PARIS - With yesterday's last match even at one set apiece and Gustavo Kuerten suffering from a sore back, it looked as if like Michael Chang, the only U.S. man left in the third round of the French Open, had a fine chance to be the only U.S. man in the fourth round.
But Kuerten, the loose-limbed Brazilian, had other plans, and soon it was Chang who was suffering: feeling cramps coming in his legs and watching helplessly as his final forehand sailed wide after his strings broke without warning.
"Obviously, I would have loved to have done better, but step by step, little by little, we'll keep plugging away," said Chang, after Kuerten's 6-3, 6-7 (9), 6-1, 6-4 victory.
For only the second time in the 32 years of open tennis, no U.S. man has reached the fourth round of a Grand Slam event. The first time it happened was two years ago in this same grueling tournament. Not that the Americans should complain. They have won their share here in recent years: Chang doing it first at age 17 in 1989, Jim Courier doing it twice in 1991 and 1992 and Andre Agassi doing it best last year.

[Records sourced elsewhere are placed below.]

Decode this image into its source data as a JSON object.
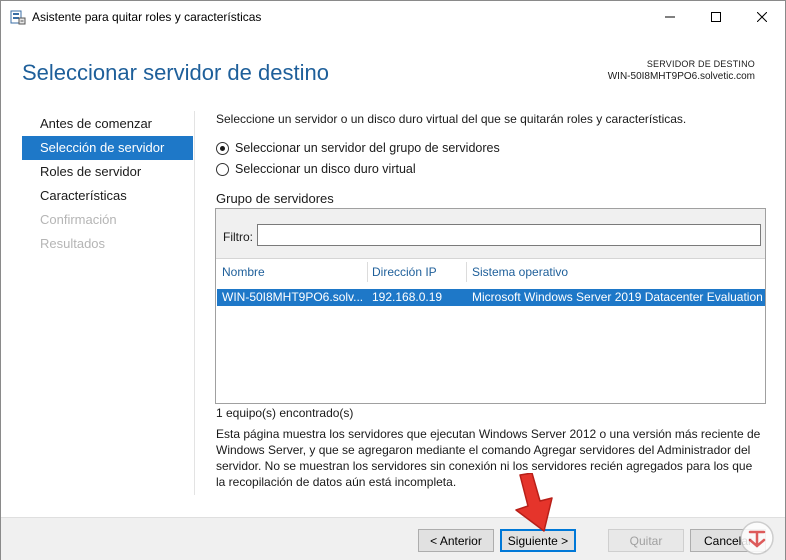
{
  "window": {
    "title": "Asistente para quitar roles y características",
    "icon": "server-manager-icon",
    "controls": [
      "minimize-icon",
      "maximize-icon",
      "close-icon"
    ]
  },
  "header": {
    "title": "Seleccionar servidor de destino",
    "destination_label": "SERVIDOR DE DESTINO",
    "destination_server": "WIN-50I8MHT9PO6.solvetic.com"
  },
  "nav": {
    "items": [
      {
        "label": "Antes de comenzar",
        "state": "normal"
      },
      {
        "label": "Selección de servidor",
        "state": "active"
      },
      {
        "label": "Roles de servidor",
        "state": "normal"
      },
      {
        "label": "Características",
        "state": "normal"
      },
      {
        "label": "Confirmación",
        "state": "disabled"
      },
      {
        "label": "Resultados",
        "state": "disabled"
      }
    ]
  },
  "main": {
    "intro": "Seleccione un servidor o un disco duro virtual del que se quitarán roles y características.",
    "options": [
      {
        "label": "Seleccionar un servidor del grupo de servidores",
        "checked": true
      },
      {
        "label": "Seleccionar un disco duro virtual",
        "checked": false
      }
    ],
    "group_title": "Grupo de servidores",
    "filter": {
      "label": "Filtro:",
      "value": "",
      "placeholder": ""
    },
    "table": {
      "columns": [
        "Nombre",
        "Dirección IP",
        "Sistema operativo"
      ],
      "rows": [
        [
          "WIN-50I8MHT9PO6.solv...",
          "192.168.0.19",
          "Microsoft Windows Server 2019 Datacenter Evaluation"
        ]
      ]
    },
    "count": "1 equipo(s) encontrado(s)",
    "description": "Esta página muestra los servidores que ejecutan Windows Server 2012 o una versión más reciente de Windows Server, y que se agregaron mediante el comando Agregar servidores del Administrador del servidor. No se muestran los servidores sin conexión ni los servidores recién agregados para los que la recopilación de datos aún está incompleta."
  },
  "footer": {
    "back": "< Anterior",
    "next": "Siguiente >",
    "remove": "Quitar",
    "cancel": "Cancelar"
  },
  "colors": {
    "accent": "#1e78c8",
    "title_blue": "#1e5f9a",
    "arrow_red": "#e5342b"
  }
}
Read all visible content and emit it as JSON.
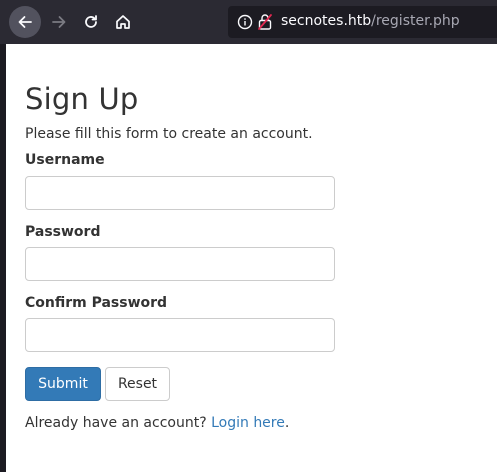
{
  "browser": {
    "url_host": "secnotes.htb",
    "url_path": "/register.php"
  },
  "form": {
    "title": "Sign Up",
    "subtitle": "Please fill this form to create an account.",
    "username_label": "Username",
    "username_value": "",
    "password_label": "Password",
    "password_value": "",
    "confirm_label": "Confirm Password",
    "confirm_value": "",
    "submit_label": "Submit",
    "reset_label": "Reset"
  },
  "footer": {
    "prefix": "Already have an account? ",
    "link_text": "Login here",
    "suffix": "."
  },
  "colors": {
    "primary": "#337ab7",
    "toolbar": "#2b2a33"
  }
}
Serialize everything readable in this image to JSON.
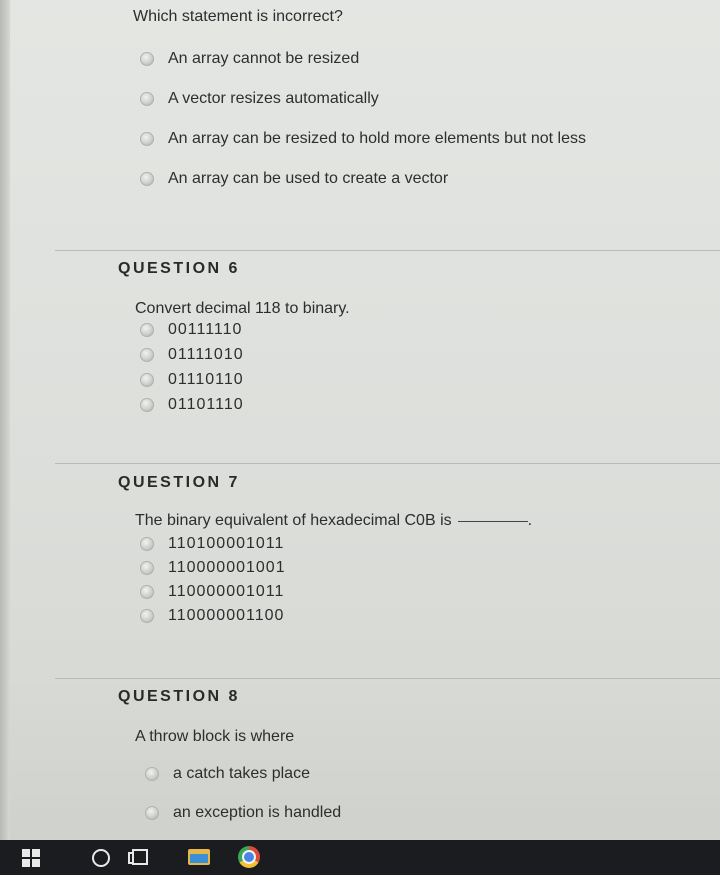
{
  "questions": [
    {
      "prompt": "Which statement is incorrect?",
      "options": [
        "An array cannot be resized",
        "A vector resizes automatically",
        "An array can be resized to hold more elements but not less",
        "An array can be used to create a vector"
      ]
    },
    {
      "header": "QUESTION 6",
      "prompt": "Convert decimal 118 to binary.",
      "options": [
        "00111110",
        "01111010",
        "01110110",
        "01101110"
      ]
    },
    {
      "header": "QUESTION 7",
      "prompt": "The binary equivalent of hexadecimal C0B is",
      "blank_suffix": ".",
      "options": [
        "110100001011",
        "110000001001",
        "110000001011",
        "110000001100"
      ]
    },
    {
      "header": "QUESTION 8",
      "prompt": "A throw block is where",
      "options": [
        "a catch takes place",
        "an exception is handled"
      ]
    }
  ],
  "taskbar": {
    "icons": [
      "windows-start-icon",
      "search-icon",
      "task-view-icon",
      "file-explorer-icon",
      "chrome-icon"
    ]
  }
}
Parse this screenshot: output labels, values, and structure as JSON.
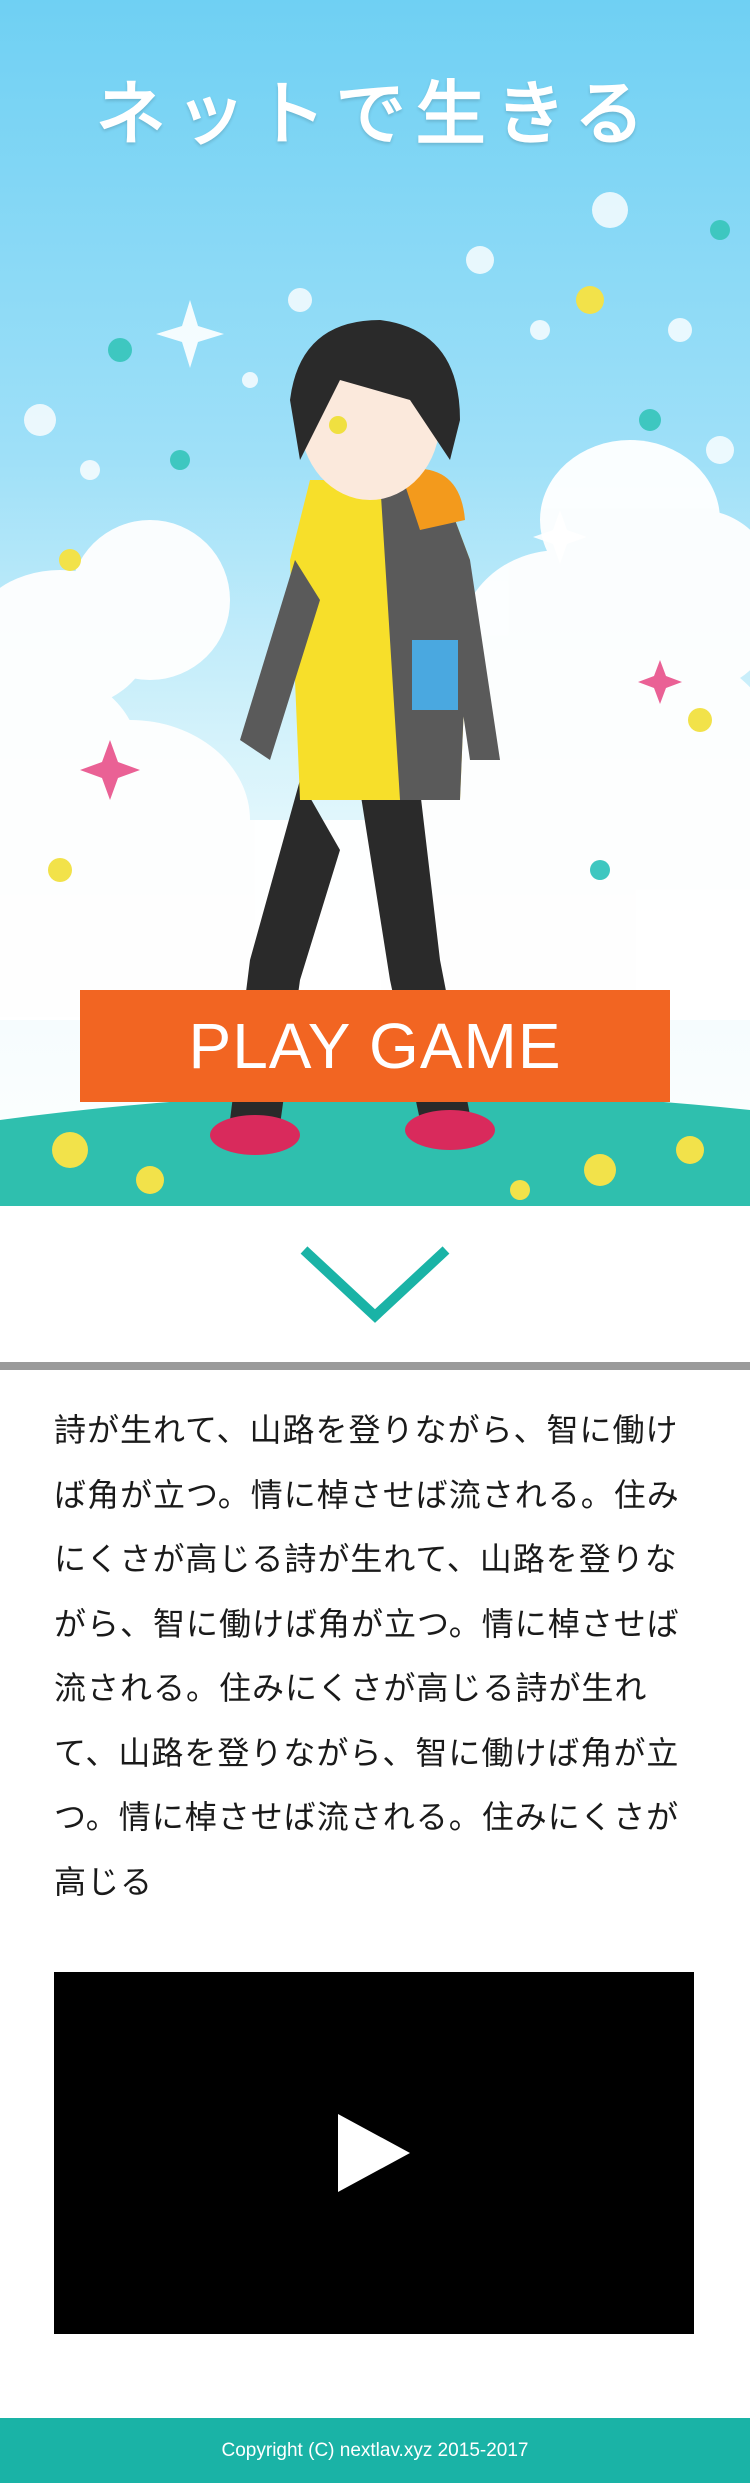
{
  "hero": {
    "title": "ネットで生きる",
    "play_label": "PLAY GAME"
  },
  "article": {
    "text": "詩が生れて、山路を登りながら、智に働けば角が立つ。情に棹させば流される。住みにくさが高じる詩が生れて、山路を登りながら、智に働けば角が立つ。情に棹させば流される。住みにくさが高じる詩が生れて、山路を登りながら、智に働けば角が立つ。情に棹させば流される。住みにくさが高じる"
  },
  "footer": {
    "copyright": "Copyright (C) nextlav.xyz 2015-2017"
  },
  "icons": {
    "scroll": "chevron-down-icon",
    "video": "play-icon"
  },
  "colors": {
    "play_button": "#f26522",
    "accent_teal": "#1ab3a6",
    "divider": "#9a9a9a"
  }
}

"Generally, the French is the one that Americans tend to struggle with the most, but ironically, we've had four Americans win here in the past 11 years," Chang said.
This year, the only Americans left in contention are women, and two of them reached the fourth round in straight sets yesterday. First was Chanda Rubin, who eliminated but hardly upset the No. 7 seed Nathalie Tauziat of France.
Tauziat's recently published work on women's tennis is selling briskly here, but the book on her as a player is that she loses her nerve on clay. Rubin won 6-4, 7-6 (3) and will next face Natasha Zvereva. Monica Seles, the No. 3 seed, needed only 48 minutes to defeat Rita Kuti Kis, an overmatched Hungarian baseliner, 6-1, 6-2.
But then Seles has been overmatching players from many nations of late, putting her downsized racquet and upgraded fitness to ferocious use: winning the Italian Open last month and losing eight games in her first three matches here.
"Definitely I feel really good out there," she said. "I've been moving well, trying to improve upon that. I've been doing a lot better with getting to balls, just getting in better position to hit the ball."
But it will get trickier from now on, however. With Lindsay Davenport's loss in the first round, the bottom half of the draw is substantially weaker than the top half where Seles lurks, and if all goes according to seeding, she will have to beat France's Amelie Mauresmo, France's (and Ohio's) Mary Pierce and Martina Hingis just to reach the final.
First comes Mauresmo, whom Seles beat in the Italian Open final and who has been playing impressively here. "I think both of us are playing some fantastic tennis coming into the tournament; it's unfortunate that we have to meet each other so early really," Seles said.
While Seles pushes forward, her friend Davenport is scheduled to leave Paris for California today to begin racing the clock to get ready to defend her Wimbledon title.
Muscle spasms in her back caused her considerable pain in her loss to Dominique Van Roost and forced her to withdraw from the women's doubles event yesterday in which she was seeded first with partner Corina Morariu. "I don't want her to play hurt just for me," Morariu said.
According to Davenport's agent, Tony Godsick, she plans to "rest for a few days, see how it feels and maybe play a warm-up tournament on grass before Wimbledon."
Martina Navratilova, meanwhile, playing in a Grand Slam event for the first time in four years, teamed with Mariaan de Swardt to win their opening doubles match.
"It was a blast to be out there, a total blast," the 43-year-old Navratilova said after their 5-7, 6-1, 6-3 victory over Sabine Appelmans and Rita Grande.
"It's fantastic. It's a treat. People say, 'Why are you still playing?' I say, 'Because I still can.' I can still compete, obviously, and play decent tennis."(Results, 6C)